Daniel Obi

Tel.: +1 (514) 228-6849
Fax: +1 (450) 929-8102
obi@emt.inrs.ca

The annual solar energy received by the earth has been estimated to be 100,000 times the world energy consumption. In other words, solar energy represents one of the most abundant energy resources available to man. It is a huge energy resource, renewable, clean, and sustainable. It holds the possibility of addressing climatic issues, environmental concern of fossil fuel energy and long term future energy demand. Unfortunately, it is one of the least harvested.
Though extensive research & development of semiconductor physics and technology have lead to fabrication of different types of solar cells. The inability of these solar cells to compete favourably with fossil fuel energy emanate from high cost of production and low power output. Though, in recent years, tremendous progress has been made in developing Photovoltaic that can possibly address either one or both drawback of solar cells.
The fast development in nanotechnology allows the realization of very small dimension objects which have properties different from those of macroscopic ones. This is particularly the case for silicon nanowires in which quantum confinement affects their properties.
More recently, ferroelectric thin films have emerged as an alternative pathway for photovoltaic devices. Furthermore, the availability of lower band gap multiferroic oxides such as BFO and BFCO, provide alternative materials to achieve a higher photovoltaic efficiency at possibly reduced cost.
The focus of my research work is to study the combination of silicon nanostructures such as nanowire and multiferroic oxides materials and fabricate hybrid solar cells. The first phase is to grow and optimize silicon nanowires with Molecular Beam Epitaxy (MBE). The second phase is to grow and optimize multiferroic thin films with pulsed laser deposition technique. Thereafter, novel solar cells will be fabricated based on silicon nano wire embedded in multiferroic oxides thin films.
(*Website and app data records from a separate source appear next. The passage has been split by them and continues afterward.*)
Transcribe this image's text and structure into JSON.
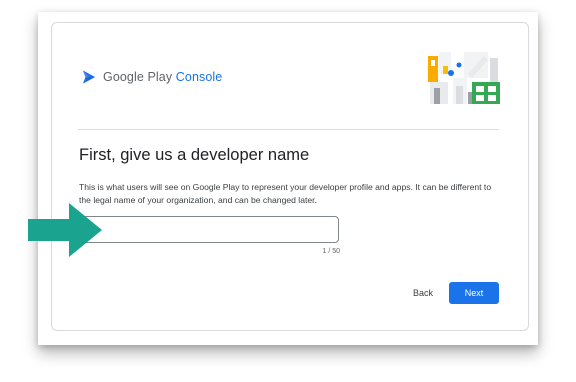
{
  "brand": {
    "name_prefix": "Google Play ",
    "name_suffix": "Console",
    "icon": "google-play-console-logo"
  },
  "header": {
    "illustration": "building-blocks-illustration"
  },
  "main": {
    "title": "First, give us a developer name",
    "description": "This is what users will see on Google Play to represent your developer profile and apps. It can be different to the legal name of your organization, and can be changed later.",
    "developer_name": {
      "value": "",
      "placeholder": "",
      "counter": "1 / 50"
    }
  },
  "annotation": {
    "icon": "arrow-right-icon",
    "color": "#1aa38f"
  },
  "actions": {
    "back_label": "Back",
    "next_label": "Next"
  },
  "colors": {
    "accent": "#1a73e8",
    "arrow": "#1aa38f"
  }
}
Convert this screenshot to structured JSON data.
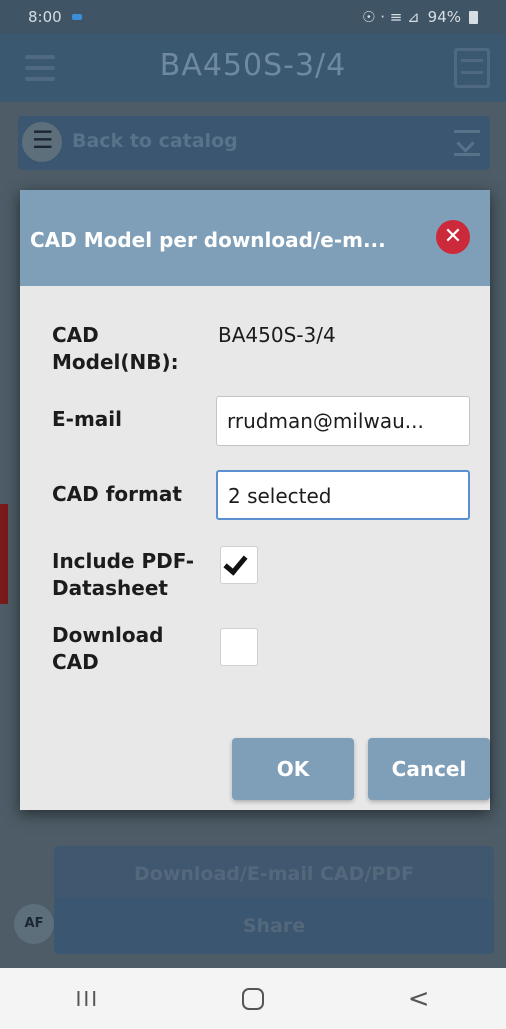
{
  "status_bar": {
    "time": "8:00",
    "indicators": "☉ · ≡ ⊿",
    "battery": "94%"
  },
  "app_header": {
    "title": "BA450S-3/4"
  },
  "back_bar": {
    "label": "Back to catalog"
  },
  "dialog": {
    "title": "CAD Model per download/e-m...",
    "fields": {
      "cad_model_label": "CAD Model(NB):",
      "cad_model_value": "BA450S-3/4",
      "email_label": "E-mail",
      "email_value": "rrudman@milwau...",
      "cad_format_label": "CAD format",
      "cad_format_value": "2 selected",
      "include_pdf_label": "Include PDF-Datasheet",
      "include_pdf_checked": true,
      "download_cad_label": "Download CAD",
      "download_cad_checked": false
    },
    "ok_label": "OK",
    "cancel_label": "Cancel"
  },
  "background_actions": {
    "download_label": "Download/E-mail CAD/PDF",
    "share_label": "Share",
    "pdf_icon_text": "AF"
  },
  "nav_bar": {
    "recent_glyph": "III",
    "back_glyph": "<"
  },
  "colors": {
    "dialog_header": "#7f9fb8",
    "close_icon": "#cc2a3a",
    "focus_border": "#5c8fd0"
  }
}
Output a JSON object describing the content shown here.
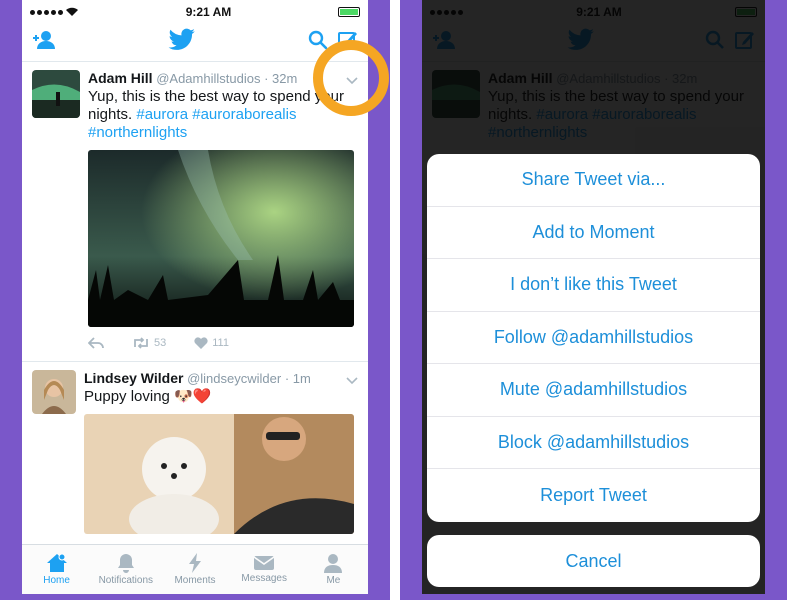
{
  "status": {
    "time": "9:21 AM"
  },
  "tweets": [
    {
      "name": "Adam Hill",
      "handle": "@Adamhillstudios",
      "age": "· 32m",
      "text_lead": "Yup, this is the best way to spend your nights.",
      "hashtags": "#aurora #auroraborealis #northernlights",
      "retweets": "53",
      "likes": "111"
    },
    {
      "name": "Lindsey Wilder",
      "handle": "@lindseycwilder",
      "age": "· 1m",
      "text": "Puppy loving 🐶❤️"
    }
  ],
  "tabs": [
    {
      "label": "Home"
    },
    {
      "label": "Notifications"
    },
    {
      "label": "Moments"
    },
    {
      "label": "Messages"
    },
    {
      "label": "Me"
    }
  ],
  "sheet": {
    "options": [
      "Share Tweet via...",
      "Add to Moment",
      "I don’t like this Tweet",
      "Follow @adamhillstudios",
      "Mute @adamhillstudios",
      "Block @adamhillstudios",
      "Report Tweet"
    ],
    "cancel": "Cancel"
  },
  "colors": {
    "accent": "#1da1f2",
    "frame": "#7a57c9",
    "highlight_ring": "#f5a623"
  }
}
NFL publications


D. Obi, R. Nechache, C. Harnagea, and F. Rosei. Mechanical and electrical properties of epitaxial Si nanowires grown by pulsed laser deposition. Journal of physics. Condensed matter : an Institute of Physics journal, 24, 445008 (2012).